Paisley – The Motif
An easily recognized motif, Paisley, is one of many variations. The name “Paisley” is associated with the Scottish city where woven Paisley shawls were manufactured to replace the costly Indian cashmere shawls, which were imported for the very wealthy European market. However, the motif originated in India as “Butah “ (Buteh) the Hindu word, meaning flower.
The French called the design “palmette”, the English knew it as “flame and spearhead pine”.
The motif, whether an elaborate teardrop design or a plant form with leaves and stem or a pinecone and medallion form, has been adapted for centuries for use in art and textiles. The design is marked by an absence of dimension and can be found as a simple , singular form or as an allover, elaborate design depending upon the requirement of the finished textile.
Costumes, Textiles and Fabric Swatch Books, Sothebey's, London
Auction catalog, Lots 1-254, Thursday 24 September 1988
Paisley Textile Patterns -18thCentury Europe,
Kyoto Shoin Co.Ltd, 1998

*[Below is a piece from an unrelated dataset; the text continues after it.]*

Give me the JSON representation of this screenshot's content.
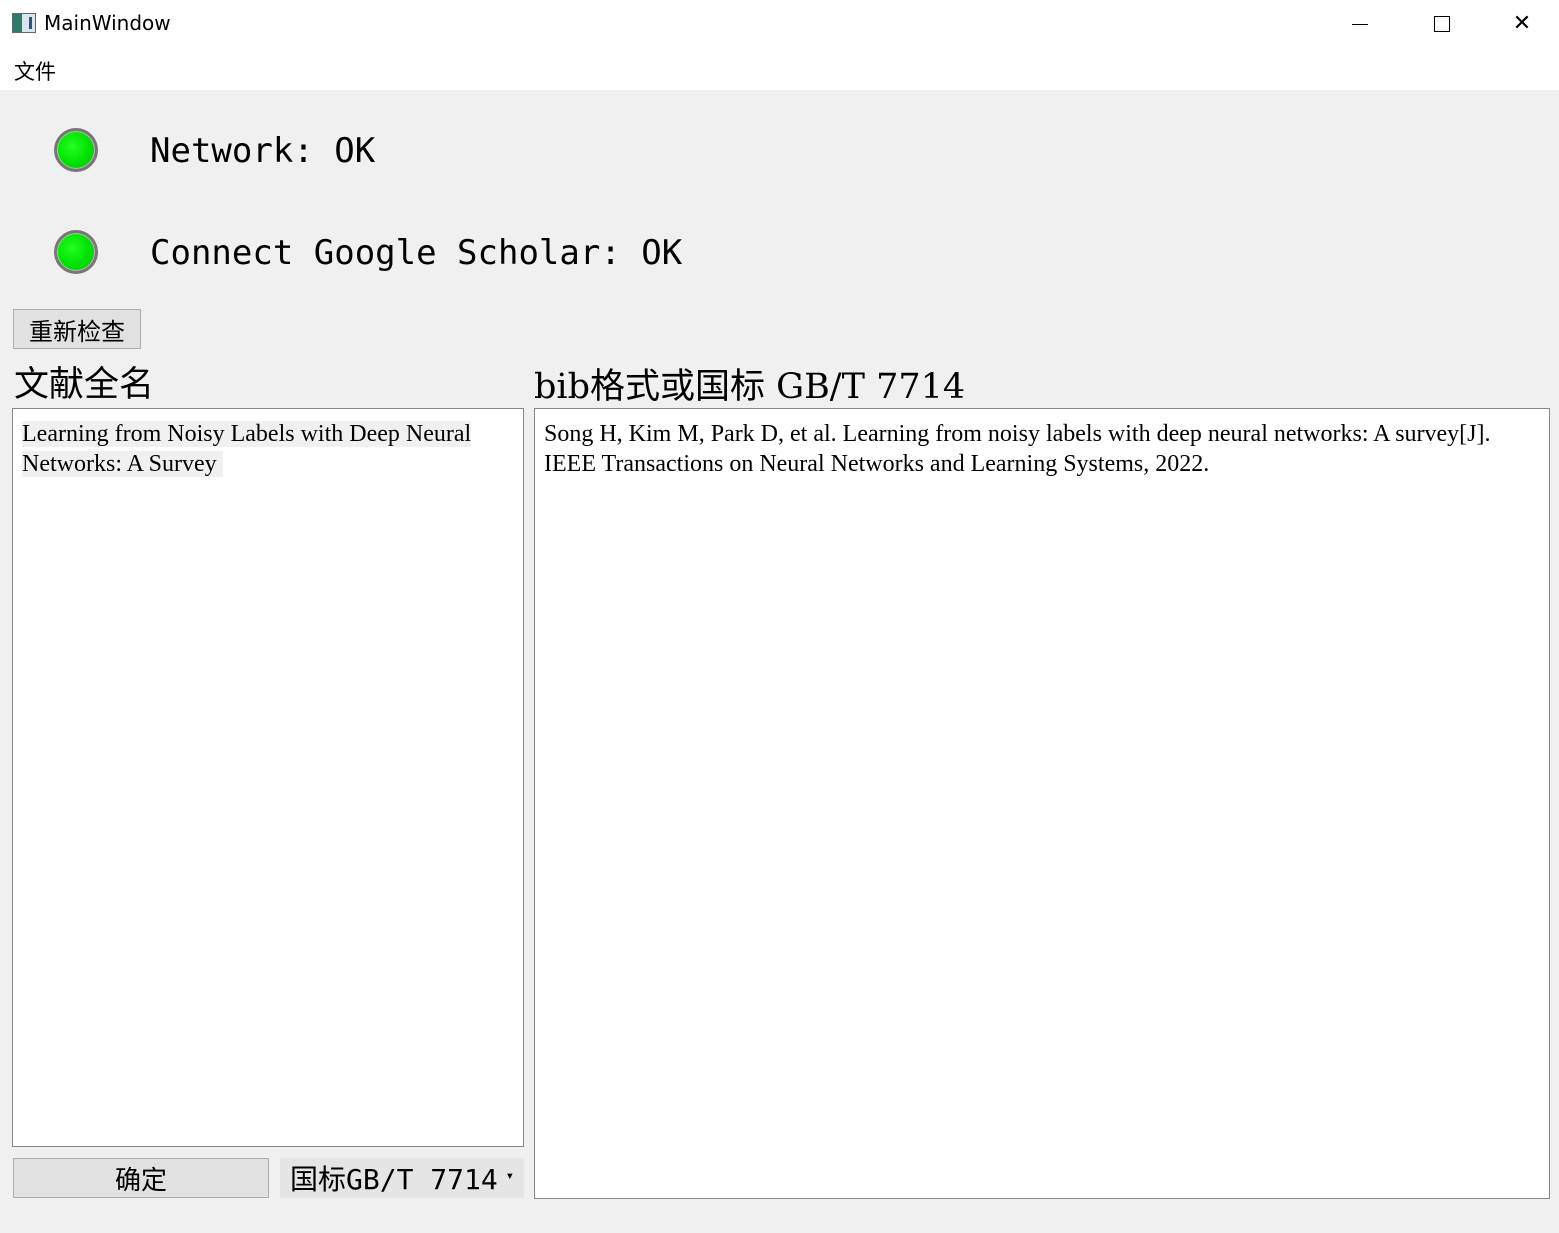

A related design element is known as a “Buti” which is Hindu for “small flower”. It is a small motif, which may be abstracted, and is used as a filler pattern, small in scale and repetitive. An example of Buti patterns can be found in delicate Foulard textiles. Originally woven in silk for men’s ties and fine handkerchiefs, they now can be found in acetate and manufactured fabrics.
Of course, the most common association of the paisley pattern and textiles is the historic fashion accessory, the Paisley Shawl, which we shall explore in an upcoming blog.